- _DATA LISTING_
- - - -

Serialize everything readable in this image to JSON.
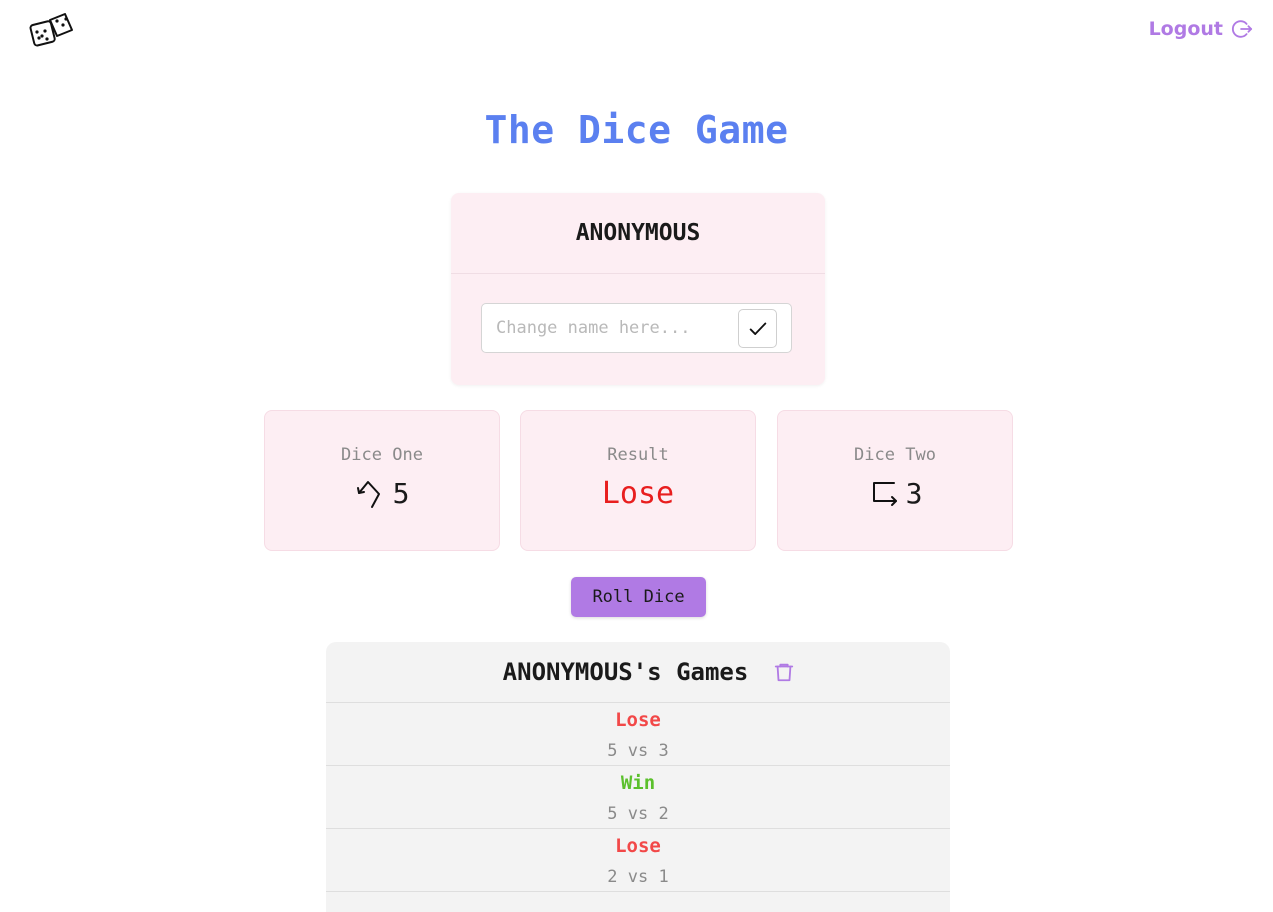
{
  "header": {
    "logo_icon": "dice-icon",
    "logout_label": "Logout",
    "logout_icon": "logout-icon"
  },
  "title": "The Dice Game",
  "player": {
    "name": "ANONYMOUS",
    "name_input_placeholder": "Change name here...",
    "name_input_value": "",
    "confirm_icon": "check-icon"
  },
  "dice_one": {
    "label": "Dice One",
    "value": "5",
    "icon": "arrow-bend-down-left-icon"
  },
  "result": {
    "label": "Result",
    "value": "Lose"
  },
  "dice_two": {
    "label": "Dice Two",
    "value": "3",
    "icon": "arrow-bend-down-right-icon"
  },
  "roll_button_label": "Roll Dice",
  "games": {
    "title": "ANONYMOUS's Games",
    "delete_icon": "trash-icon",
    "items": [
      {
        "outcome": "Lose",
        "score": "5 vs 3"
      },
      {
        "outcome": "Win",
        "score": "5 vs 2"
      },
      {
        "outcome": "Lose",
        "score": "2 vs 1"
      }
    ]
  },
  "colors": {
    "accent": "#b07ae4",
    "title": "#5b80f0",
    "card": "#fdeef3",
    "lose": "#f24848",
    "win": "#5bc02c",
    "result_lose": "#e81e1e"
  }
}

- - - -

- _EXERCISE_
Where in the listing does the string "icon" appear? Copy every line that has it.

- _WRITTEN SOLUTION_
    "logo_icon": "dice-icon",
    "logout_icon": "logout-icon"
    "confirm_icon": "check-icon"
    "icon": "arrow-bend-down-left-icon"
    "icon": "arrow-bend-down-right-icon"
    "delete_icon": "trash-icon",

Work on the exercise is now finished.